The drive towards a circular economy is not just being propelled by policymakers. Businesses are also seeing potential gains from shifting to closed loop mechanisms.
Most recently, Unilever pledged to reduce the amount of plastic packaging it produces by 14% each year by 2025. Adidas has committed to almost double the number of shoes produced from recycled plastic this year to 20 million. Nestle SA has also set targets to slash packaging, and PepsiCo. are committed to cutting back extensively on non-recycled plastics in bottles. Just a few examples of how the business world is trying to come full circle.
In fact, according to Peter Lacy, author of “The Circular Economy Handbook”, widespread implementation of the concept will bring a double advantage to businesses: slash costs and boost productivity. It represents a $4.5 trillion-dollar opportunity globally by 2030 and businesses are jumping on the bandwagon.
Furthermore, as consumer interest in environmentally sound business increases companies are ever more aware of their need to go green. As the industry standard shifts businesses are adhering to circular economy initiatives such as the Circular 100 network (CE100) established by the Ellen MacArthur foundation. CE100 is a pre-competitive space for companies to join together, learn, share knowledge, and put ideas into practice, capitalising on the fact that “most global businesses understand that in order to remain competitive, a circular economy must feature in their strategy.”
Science and research are the catalysts
In the circular economy, growth no longer requires an increasing extraction and consumption of resources, energy, water and primary raw materials. There is less waste, and products and resources maintain their value in the economy for as long as possible. Therefore, research and science have a fundamental role to play: providing fact based knowledge that can help dictate policy and business decisions, as well as propelling technological and know-how development.
In the world of business, research and science driven tools, such as the Ellen MacArthur Foundation’s Circulytics, allow companies to measure their circular progress. Beyond simply assessing products and material flows Circulytics helps reveal the extent to which a company has achieved circularity across its entire operations.
For the circular economy to achieve its full potential it will need adequate policies that promote research and development so as to establish changes in entire systems; uniting researchers, technology centres, industry and SMEs, the primary sector, entrepreneurs, users, governments and civil society.
An excellent example is the role that research must take in developing decarbonisation technologies. Many of the processes that turn CO2 and other waste products into valuable building blocks are still at elementary stages of development. The EU is trying to promote research activities that “will help make the circular economy an industrial reality, and will help decarbonise industry. By making processes more efficient and sustainable, R&I will also boost European competitiveness.” Examples include the field of catalysis, industrial biotechnology, waste and resource management, and closed loop manufacturing systems (to name but a few).

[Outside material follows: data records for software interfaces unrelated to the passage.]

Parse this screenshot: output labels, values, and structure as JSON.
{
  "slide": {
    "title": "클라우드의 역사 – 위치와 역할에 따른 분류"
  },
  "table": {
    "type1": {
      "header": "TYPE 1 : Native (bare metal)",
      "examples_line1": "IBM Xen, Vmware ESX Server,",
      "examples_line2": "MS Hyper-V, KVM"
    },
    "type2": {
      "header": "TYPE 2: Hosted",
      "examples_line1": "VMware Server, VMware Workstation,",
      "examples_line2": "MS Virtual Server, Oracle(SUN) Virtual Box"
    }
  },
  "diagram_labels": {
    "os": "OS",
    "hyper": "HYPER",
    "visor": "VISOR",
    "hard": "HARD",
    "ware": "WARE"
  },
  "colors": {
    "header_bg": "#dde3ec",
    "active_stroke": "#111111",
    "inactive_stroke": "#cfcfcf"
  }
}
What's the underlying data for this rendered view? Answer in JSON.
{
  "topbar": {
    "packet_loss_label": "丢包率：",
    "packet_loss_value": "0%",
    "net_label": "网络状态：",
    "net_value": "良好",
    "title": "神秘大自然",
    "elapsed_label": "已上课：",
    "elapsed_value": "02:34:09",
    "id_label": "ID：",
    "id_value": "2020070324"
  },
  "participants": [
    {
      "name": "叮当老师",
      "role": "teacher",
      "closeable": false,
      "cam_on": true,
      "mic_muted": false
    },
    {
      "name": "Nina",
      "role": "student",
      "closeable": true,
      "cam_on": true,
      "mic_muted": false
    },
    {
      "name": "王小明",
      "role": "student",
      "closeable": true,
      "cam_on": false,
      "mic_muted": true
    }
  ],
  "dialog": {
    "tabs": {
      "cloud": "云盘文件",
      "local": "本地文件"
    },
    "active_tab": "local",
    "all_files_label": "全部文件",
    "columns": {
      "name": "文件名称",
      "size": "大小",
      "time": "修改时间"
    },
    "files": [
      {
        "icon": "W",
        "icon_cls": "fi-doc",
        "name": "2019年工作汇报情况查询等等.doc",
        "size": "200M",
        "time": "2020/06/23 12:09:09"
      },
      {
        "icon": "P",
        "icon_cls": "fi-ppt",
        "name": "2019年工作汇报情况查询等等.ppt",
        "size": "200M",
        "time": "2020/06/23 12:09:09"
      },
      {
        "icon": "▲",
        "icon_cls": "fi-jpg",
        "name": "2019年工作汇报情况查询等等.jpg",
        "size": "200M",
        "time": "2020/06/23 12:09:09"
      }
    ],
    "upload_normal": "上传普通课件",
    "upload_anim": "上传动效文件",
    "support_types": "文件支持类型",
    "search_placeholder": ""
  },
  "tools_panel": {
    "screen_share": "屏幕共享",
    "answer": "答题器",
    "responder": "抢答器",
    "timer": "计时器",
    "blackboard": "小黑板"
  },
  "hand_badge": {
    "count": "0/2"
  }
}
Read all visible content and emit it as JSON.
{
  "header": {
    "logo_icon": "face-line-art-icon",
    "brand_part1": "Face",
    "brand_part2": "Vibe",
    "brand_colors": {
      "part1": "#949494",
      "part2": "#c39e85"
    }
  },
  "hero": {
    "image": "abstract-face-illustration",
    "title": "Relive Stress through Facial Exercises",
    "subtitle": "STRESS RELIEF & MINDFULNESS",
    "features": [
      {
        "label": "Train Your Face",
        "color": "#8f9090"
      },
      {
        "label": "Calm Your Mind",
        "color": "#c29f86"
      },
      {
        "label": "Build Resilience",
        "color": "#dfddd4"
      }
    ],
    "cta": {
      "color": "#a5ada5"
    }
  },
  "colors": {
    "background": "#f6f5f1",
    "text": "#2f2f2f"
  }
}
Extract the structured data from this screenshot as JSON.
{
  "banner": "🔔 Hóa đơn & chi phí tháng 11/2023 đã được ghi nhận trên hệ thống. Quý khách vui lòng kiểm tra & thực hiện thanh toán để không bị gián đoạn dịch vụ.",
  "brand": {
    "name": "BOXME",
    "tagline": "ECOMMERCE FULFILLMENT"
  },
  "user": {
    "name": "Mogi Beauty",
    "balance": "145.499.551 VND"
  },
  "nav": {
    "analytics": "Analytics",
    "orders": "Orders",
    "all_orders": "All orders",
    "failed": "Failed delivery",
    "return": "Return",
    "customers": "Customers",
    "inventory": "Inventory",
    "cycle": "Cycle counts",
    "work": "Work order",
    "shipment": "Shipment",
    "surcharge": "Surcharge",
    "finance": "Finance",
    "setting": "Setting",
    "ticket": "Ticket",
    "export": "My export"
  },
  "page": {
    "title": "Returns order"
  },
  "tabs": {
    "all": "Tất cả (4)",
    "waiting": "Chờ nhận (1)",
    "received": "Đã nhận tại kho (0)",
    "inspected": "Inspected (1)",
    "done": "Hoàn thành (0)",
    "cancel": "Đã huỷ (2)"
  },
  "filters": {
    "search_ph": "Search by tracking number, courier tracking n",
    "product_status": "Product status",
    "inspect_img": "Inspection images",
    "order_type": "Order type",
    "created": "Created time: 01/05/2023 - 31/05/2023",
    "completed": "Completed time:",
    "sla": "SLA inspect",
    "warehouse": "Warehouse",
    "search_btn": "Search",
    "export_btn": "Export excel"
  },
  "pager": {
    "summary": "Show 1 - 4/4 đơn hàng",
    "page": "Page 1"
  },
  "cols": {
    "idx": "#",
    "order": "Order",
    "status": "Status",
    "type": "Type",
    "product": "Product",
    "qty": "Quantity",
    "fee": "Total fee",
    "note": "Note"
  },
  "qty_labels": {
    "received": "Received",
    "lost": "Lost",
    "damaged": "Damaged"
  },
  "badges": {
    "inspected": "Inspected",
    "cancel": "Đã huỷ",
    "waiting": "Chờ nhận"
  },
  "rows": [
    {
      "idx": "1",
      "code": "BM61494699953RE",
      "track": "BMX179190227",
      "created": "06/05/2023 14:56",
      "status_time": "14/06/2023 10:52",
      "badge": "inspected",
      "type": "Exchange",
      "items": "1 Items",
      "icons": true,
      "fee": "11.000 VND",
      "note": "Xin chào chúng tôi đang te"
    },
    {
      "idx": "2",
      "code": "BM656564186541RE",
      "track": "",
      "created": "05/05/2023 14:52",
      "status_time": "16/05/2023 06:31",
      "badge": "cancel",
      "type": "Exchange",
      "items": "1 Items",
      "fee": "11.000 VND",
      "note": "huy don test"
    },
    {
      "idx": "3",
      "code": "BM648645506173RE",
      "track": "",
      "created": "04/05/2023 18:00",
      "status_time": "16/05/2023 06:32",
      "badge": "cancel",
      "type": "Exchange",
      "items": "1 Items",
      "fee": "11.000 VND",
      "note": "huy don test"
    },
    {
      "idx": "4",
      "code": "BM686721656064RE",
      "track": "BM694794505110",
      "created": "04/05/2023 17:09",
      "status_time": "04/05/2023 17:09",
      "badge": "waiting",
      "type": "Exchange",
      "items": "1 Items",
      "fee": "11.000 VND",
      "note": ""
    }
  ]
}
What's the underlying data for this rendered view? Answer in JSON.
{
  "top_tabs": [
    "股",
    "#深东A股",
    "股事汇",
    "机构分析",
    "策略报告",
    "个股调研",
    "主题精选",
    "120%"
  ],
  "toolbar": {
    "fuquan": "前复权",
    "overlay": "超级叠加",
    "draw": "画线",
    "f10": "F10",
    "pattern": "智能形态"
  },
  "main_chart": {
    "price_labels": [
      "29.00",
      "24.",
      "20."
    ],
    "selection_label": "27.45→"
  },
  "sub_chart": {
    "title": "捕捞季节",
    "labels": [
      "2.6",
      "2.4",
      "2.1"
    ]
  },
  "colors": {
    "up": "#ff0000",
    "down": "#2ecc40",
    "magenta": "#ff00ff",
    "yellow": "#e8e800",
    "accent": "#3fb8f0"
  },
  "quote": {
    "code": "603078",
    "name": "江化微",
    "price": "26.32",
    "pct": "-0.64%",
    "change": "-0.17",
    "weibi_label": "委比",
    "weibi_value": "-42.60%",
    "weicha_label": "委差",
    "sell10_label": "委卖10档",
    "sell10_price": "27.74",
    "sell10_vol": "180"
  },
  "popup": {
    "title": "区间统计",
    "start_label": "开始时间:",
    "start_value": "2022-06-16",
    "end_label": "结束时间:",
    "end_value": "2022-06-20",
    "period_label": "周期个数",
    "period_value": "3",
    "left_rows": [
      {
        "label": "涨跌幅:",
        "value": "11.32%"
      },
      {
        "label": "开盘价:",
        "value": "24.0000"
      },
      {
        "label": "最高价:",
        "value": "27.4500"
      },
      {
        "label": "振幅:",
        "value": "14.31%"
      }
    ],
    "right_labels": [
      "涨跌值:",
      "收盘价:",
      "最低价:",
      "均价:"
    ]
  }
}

At The Circular Economy Coalition for Europe (CEC4Europe) “Science and Research for Circular Economy” symposium, a wide array of innovative research topics were presented. Topics presented included, the use of resources for pop-up housing environments following natural disasters or migration waves; the role of circular economy to ensure raw material supply for e-mobility in Germany; and the energetic relevance and purpose of different closing-the-loop concepts using textiles.
The potential for research to contribute extensively to the implementation of the circular economy is a wake-up call and a clear message that if science, policy and business can come together and close the circle then a significant step towards meeting climate goals can be taken.
“A more scientifically and fact based approach: a systematic analysis of our future raw material needs and all relevant secondary raw material sources is needed so we can achieve the common goals of the circular economy – environmental protection, securing of raw materials, economic benefit, and growth – in an effective and efficient manner, based on scientific evidence.”